There are ongoing efforts to eliminate the cap on treating people for opioid dependence with buprenorphine or Suboxone.  I don’t know what the odds of success are, but the efforts would benefit from public demand.  If you have had difficulty finding a doctor with room under the cap, write a letter or email that explains just how important the issue is to you, and send it to the address(es) below.

The change requires an Act of Congress, or perhaps an executive order from someone high-placed in the Dept of Health and Human Services.  Consider sending a ‘cc’ to your elected representatives in the Senate or House of Representatives.  I am not excited about using NAABT.org, since they tend to be patsies for Reckitt-Benckiser (I’ve asked to have a link to this blog, or to our 6000-member forum on their web page, but they won’t– but they link to an R-B – supported forum instead– draw your own conclusions).  But this issue is too important even for my own righteous anger to get in the way!

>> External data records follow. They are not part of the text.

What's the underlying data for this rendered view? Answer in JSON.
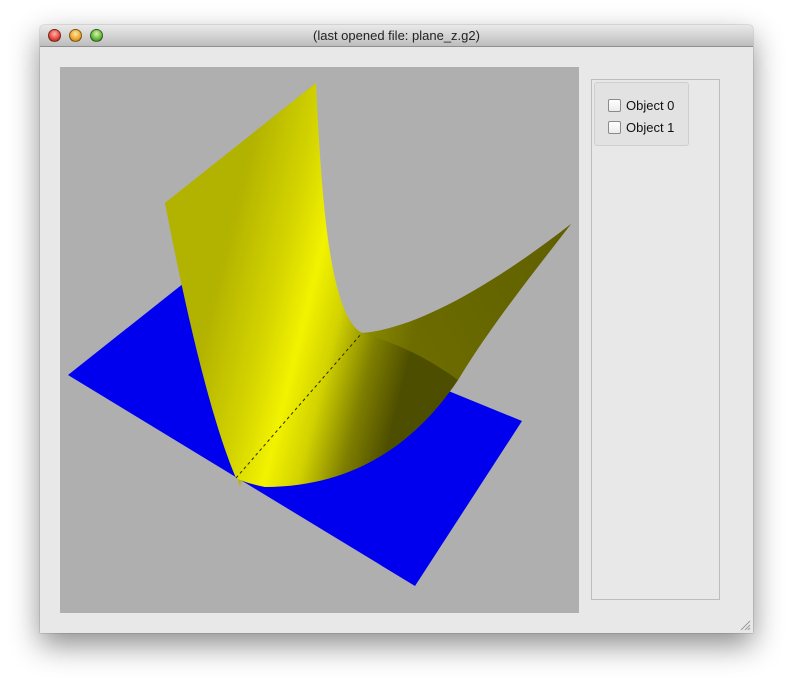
{
  "window": {
    "title": "(last opened file: plane_z.g2)"
  },
  "scene": {
    "background_color": "#afafaf",
    "plane_color": "#0000ee",
    "surface_color": "#eeee00",
    "objects": [
      {
        "label": "Object 0",
        "checked": false
      },
      {
        "label": "Object 1",
        "checked": false
      }
    ]
  },
  "icons": {
    "close": "close-icon",
    "minimize": "minimize-icon",
    "maximize": "maximize-icon",
    "resize": "resize-grip-icon"
  }
}
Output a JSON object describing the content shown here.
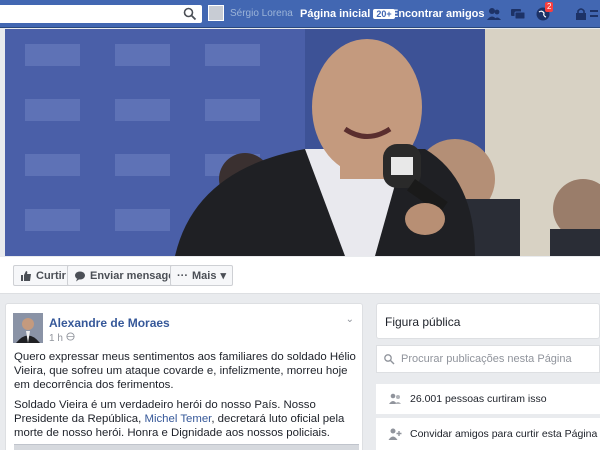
{
  "topbar": {
    "search_placeholder": "",
    "user_name": "Sérgio Lorena",
    "home_label": "Página inicial",
    "home_badge": "20+",
    "find_friends_label": "Encontrar amigos",
    "notifications_count": "2"
  },
  "actions": {
    "like_label": "Curtir",
    "message_label": "Enviar mensagem",
    "more_label": "Mais"
  },
  "post": {
    "author": "Alexandre de Moraes",
    "time": "1 h",
    "paragraph1": "Quero expressar meus sentimentos aos familiares do soldado Hélio Vieira, que sofreu um ataque covarde e, infelizmente, morreu hoje em decorrência dos ferimentos.",
    "paragraph2_before": "Soldado Vieira é um verdadeiro herói do nosso País. Nosso Presidente da República, ",
    "paragraph2_link": "Michel Temer",
    "paragraph2_after": ", decretará luto oficial pela morte de nosso herói. Honra e Dignidade aos nossos policiais."
  },
  "sidebar": {
    "category": "Figura pública",
    "search_placeholder": "Procurar publicações nesta Página",
    "likes_text": "26.001 pessoas curtiram isso",
    "invite_text": "Convidar amigos para curtir esta Página"
  },
  "colors": {
    "brand_blue": "#4267b2",
    "link_blue": "#365899",
    "notification_red": "#fa3e3e"
  }
}
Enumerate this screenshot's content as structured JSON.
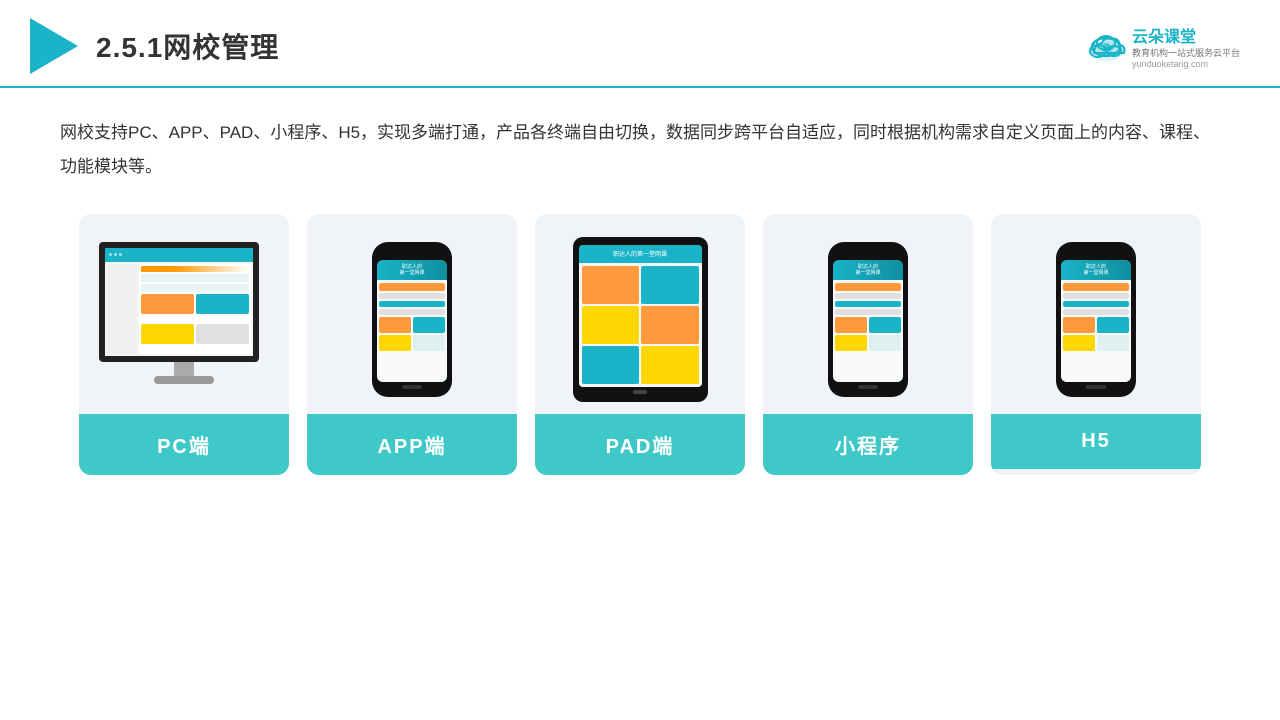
{
  "header": {
    "title": "2.5.1网校管理",
    "brand": {
      "name": "云朵课堂",
      "tagline": "教育机构一站\n式服务云平台",
      "url": "yunduoketang.com"
    }
  },
  "description": "网校支持PC、APP、PAD、小程序、H5，实现多端打通，产品各终端自由切换，数据同步跨平台自适应，同时根据机构需求自定义页面上的内容、课程、功能模块等。",
  "cards": [
    {
      "id": "pc",
      "label": "PC端",
      "type": "monitor"
    },
    {
      "id": "app",
      "label": "APP端",
      "type": "phone"
    },
    {
      "id": "pad",
      "label": "PAD端",
      "type": "tablet"
    },
    {
      "id": "miniapp",
      "label": "小程序",
      "type": "phone"
    },
    {
      "id": "h5",
      "label": "H5",
      "type": "phone"
    }
  ],
  "colors": {
    "accent": "#1ab3c8",
    "card_label_bg": "#3ec8c8",
    "card_bg": "#f0f4f8",
    "text_dark": "#333333",
    "border": "#1ab3c8"
  }
}
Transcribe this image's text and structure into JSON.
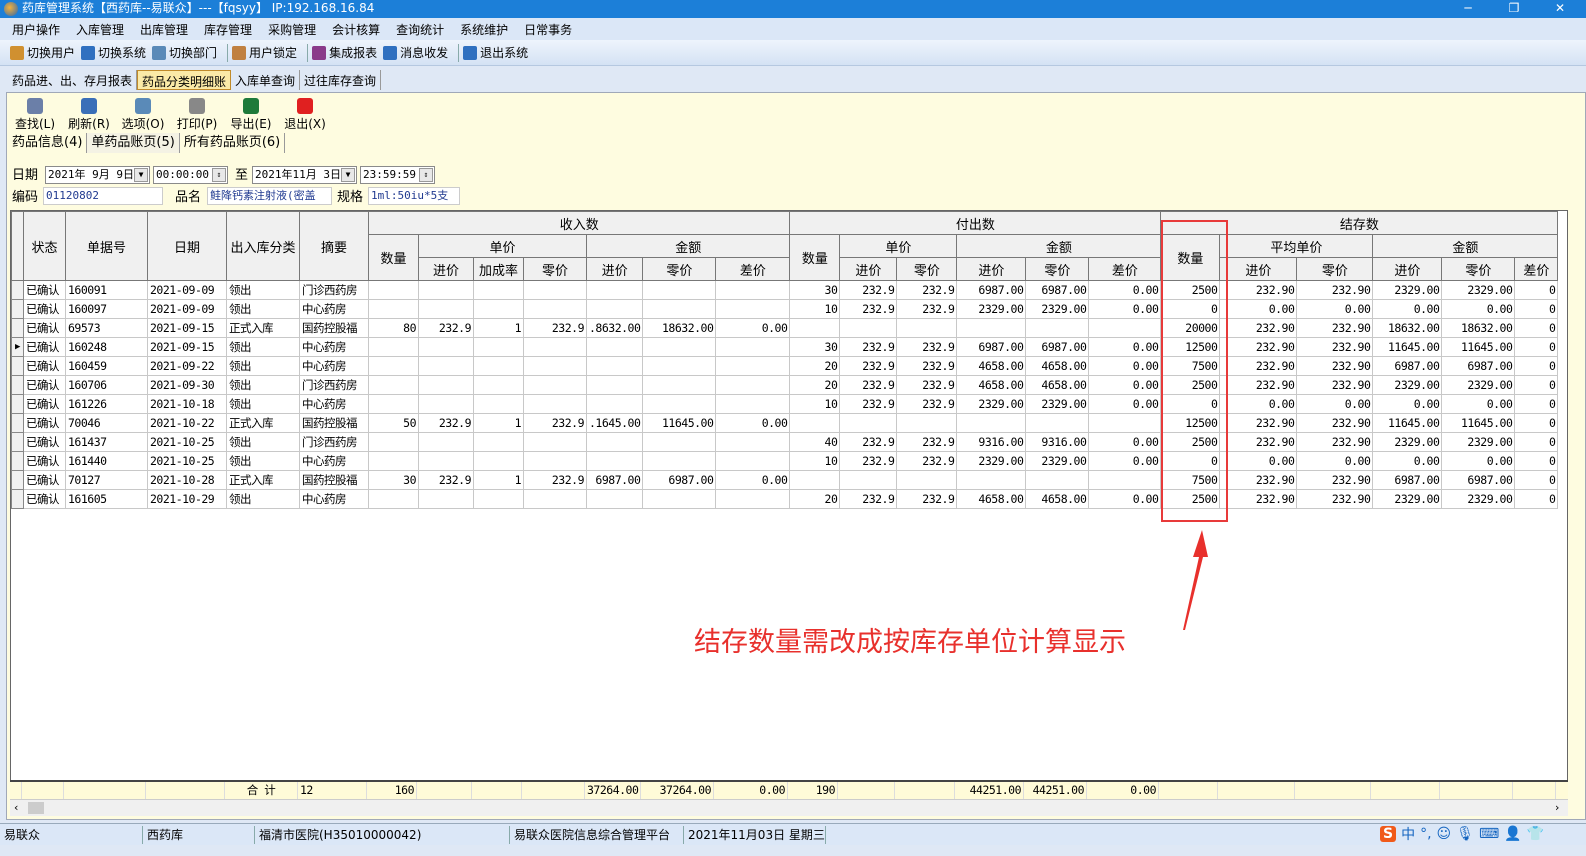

Send comments to the following e-mail or mailing address:

NAABT, Inc.
P.O. Box 333
Farmington, CT 06034

Email address:
MakeContact@naabt.org